Bunkle on the other hand is likely to be cynical about Prebble's sudden interest in public health and is certain to take issue with a possible decision that the hospital will be built with private finance - the government then leasing the building back off the investors.
Prebble will be hoping the government will announce a new hospital for Wellington on the Newtown site before the election in order to gain political mileage out of the decision and it is clearly in the government's interests to assist in this area.
In an electorate where health promises to be such a significant issue, Labour's health spokesperson Annette King is standing just across the boundary in the seat of Rongotai.

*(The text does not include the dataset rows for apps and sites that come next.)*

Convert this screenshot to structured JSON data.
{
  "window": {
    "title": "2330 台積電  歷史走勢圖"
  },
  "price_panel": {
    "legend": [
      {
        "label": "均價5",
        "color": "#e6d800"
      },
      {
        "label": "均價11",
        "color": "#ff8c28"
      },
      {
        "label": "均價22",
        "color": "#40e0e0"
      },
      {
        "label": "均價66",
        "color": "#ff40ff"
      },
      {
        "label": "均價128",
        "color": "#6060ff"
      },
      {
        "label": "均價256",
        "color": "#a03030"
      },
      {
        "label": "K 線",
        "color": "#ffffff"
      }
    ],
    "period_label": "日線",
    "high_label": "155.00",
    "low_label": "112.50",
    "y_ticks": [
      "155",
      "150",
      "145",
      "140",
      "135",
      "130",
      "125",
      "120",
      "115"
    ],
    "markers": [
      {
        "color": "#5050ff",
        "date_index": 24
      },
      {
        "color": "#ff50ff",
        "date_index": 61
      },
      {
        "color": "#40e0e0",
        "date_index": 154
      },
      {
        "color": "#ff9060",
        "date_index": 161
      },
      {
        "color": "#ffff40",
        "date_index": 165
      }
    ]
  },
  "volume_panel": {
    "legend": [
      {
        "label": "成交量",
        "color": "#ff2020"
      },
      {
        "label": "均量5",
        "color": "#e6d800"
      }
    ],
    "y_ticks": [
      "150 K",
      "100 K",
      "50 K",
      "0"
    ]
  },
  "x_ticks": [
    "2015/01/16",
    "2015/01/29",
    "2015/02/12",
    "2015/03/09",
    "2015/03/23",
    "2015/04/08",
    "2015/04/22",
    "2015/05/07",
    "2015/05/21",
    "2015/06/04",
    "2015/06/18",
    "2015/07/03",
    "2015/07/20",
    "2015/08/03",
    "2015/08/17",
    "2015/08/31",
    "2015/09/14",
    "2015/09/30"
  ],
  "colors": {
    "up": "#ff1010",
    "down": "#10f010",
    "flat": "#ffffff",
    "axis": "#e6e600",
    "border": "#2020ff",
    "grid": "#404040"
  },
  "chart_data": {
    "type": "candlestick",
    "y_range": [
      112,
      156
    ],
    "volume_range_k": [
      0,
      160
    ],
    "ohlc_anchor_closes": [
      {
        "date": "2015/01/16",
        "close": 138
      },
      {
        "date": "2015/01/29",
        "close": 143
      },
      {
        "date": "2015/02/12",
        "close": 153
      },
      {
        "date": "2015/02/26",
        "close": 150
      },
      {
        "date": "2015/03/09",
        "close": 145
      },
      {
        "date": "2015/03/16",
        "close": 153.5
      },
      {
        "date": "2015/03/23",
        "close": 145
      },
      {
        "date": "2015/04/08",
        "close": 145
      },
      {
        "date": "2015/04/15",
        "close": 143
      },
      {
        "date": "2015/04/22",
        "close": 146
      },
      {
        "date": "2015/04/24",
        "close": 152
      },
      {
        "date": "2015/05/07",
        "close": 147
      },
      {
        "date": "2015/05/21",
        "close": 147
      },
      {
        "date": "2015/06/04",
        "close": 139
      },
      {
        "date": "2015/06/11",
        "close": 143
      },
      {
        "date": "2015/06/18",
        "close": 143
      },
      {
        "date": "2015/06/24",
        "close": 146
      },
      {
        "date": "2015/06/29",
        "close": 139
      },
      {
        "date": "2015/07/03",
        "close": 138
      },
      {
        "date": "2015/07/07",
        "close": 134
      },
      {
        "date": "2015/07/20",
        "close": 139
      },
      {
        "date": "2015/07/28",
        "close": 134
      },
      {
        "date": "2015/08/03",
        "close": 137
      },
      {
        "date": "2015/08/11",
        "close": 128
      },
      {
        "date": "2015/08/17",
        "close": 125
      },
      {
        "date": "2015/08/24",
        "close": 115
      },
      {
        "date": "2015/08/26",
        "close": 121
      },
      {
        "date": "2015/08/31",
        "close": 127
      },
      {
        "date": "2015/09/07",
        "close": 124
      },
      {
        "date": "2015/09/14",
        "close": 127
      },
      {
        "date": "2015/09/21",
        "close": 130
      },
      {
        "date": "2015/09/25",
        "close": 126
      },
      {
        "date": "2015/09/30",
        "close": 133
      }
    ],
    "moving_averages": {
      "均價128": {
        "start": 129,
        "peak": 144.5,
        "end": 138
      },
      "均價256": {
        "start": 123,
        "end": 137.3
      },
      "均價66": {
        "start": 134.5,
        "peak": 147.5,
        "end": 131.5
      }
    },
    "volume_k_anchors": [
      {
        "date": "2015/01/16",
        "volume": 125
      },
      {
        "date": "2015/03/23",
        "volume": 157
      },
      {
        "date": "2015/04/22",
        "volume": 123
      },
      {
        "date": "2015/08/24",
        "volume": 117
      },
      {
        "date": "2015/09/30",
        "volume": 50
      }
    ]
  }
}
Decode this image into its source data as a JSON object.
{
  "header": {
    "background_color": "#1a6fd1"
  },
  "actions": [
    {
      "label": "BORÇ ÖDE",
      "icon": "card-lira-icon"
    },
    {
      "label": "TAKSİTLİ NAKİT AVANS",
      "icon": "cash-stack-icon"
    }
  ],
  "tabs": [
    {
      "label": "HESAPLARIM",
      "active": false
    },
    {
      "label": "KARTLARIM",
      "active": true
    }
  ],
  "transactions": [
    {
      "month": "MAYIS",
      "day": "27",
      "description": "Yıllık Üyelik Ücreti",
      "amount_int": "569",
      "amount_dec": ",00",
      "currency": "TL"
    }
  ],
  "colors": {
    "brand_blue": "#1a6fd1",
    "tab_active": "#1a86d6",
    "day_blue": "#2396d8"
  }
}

In a new cabinet under a Labour government King would almost certainly take the Health portfolio over Bunkle and, for an issue of national interest, we can expect to also see King continue to be involved in the issues surrounding Wellington hospital.
Like Hobbs Bunkle has a mixed electoral pedigree. In 1996 Bunkle opposed Wellington mayor Mark Blumsky in the capital's mayoralty race, eventually losing by a significant margin.
However she has remained a constant critic of the Wellington City Council, particularly of their decision to sell large chunks of the waterfront to private developers and especially of the conduct of Labour councillors who turned their back on voters and formed a coalition with Blumsky's right- wing Wellington Alive team.
For her part Hobbs isn't prepared to address what basically amounts to a betrayal of voters by the three Labour Wellington City Councillors, including ex-Wellington Central candidate Alick Shaw.
Bunkle however is determined to make the Wellington City Council a focal point of the Wellington Central campaign, saying if Labour councillors can sell out voters locally, what is stopping Labour candidates from doing likewise nationally?
Already it is clear that Bunkle will launch her campaign by placing immediate pressure on Hobbs and going on the offensive. It looks likely that both Hobbs and Bunkle will run their respective campaigns until a clear leader emerges closer to the election. The leading candidate will continue to run while the other endorses her. Eventually we will end up with a two horse race for the seat - Prebble and Hobbs or Bunkle.
Early polling shows that Hobbs is likely to be the one left standing and, from purely an observers point of view, this seems a shame. A campaign between Prebble and Bunkle would be a competition between completely opposing ideology - a true competition between the left and the right. Instead it seems more likely we will end up with a race between a Mainlander and an Aucklander.
In the meantime the pressure is coming on left-leaning voters of Wellington Central to select the most able and capable candidate to oppose Prebble.
Both Hobbs and Bunkle, and the electorate, need to sort out who is most likely to have the experience and the firepower to defeat an extremely determined Richard Prebble. The race promises to be long, very hard and, quite possibly, personal.
is left (in both senses) at the end will be shouldering a
massive responsibility. That responsibility should be
carried by the strongest candidate.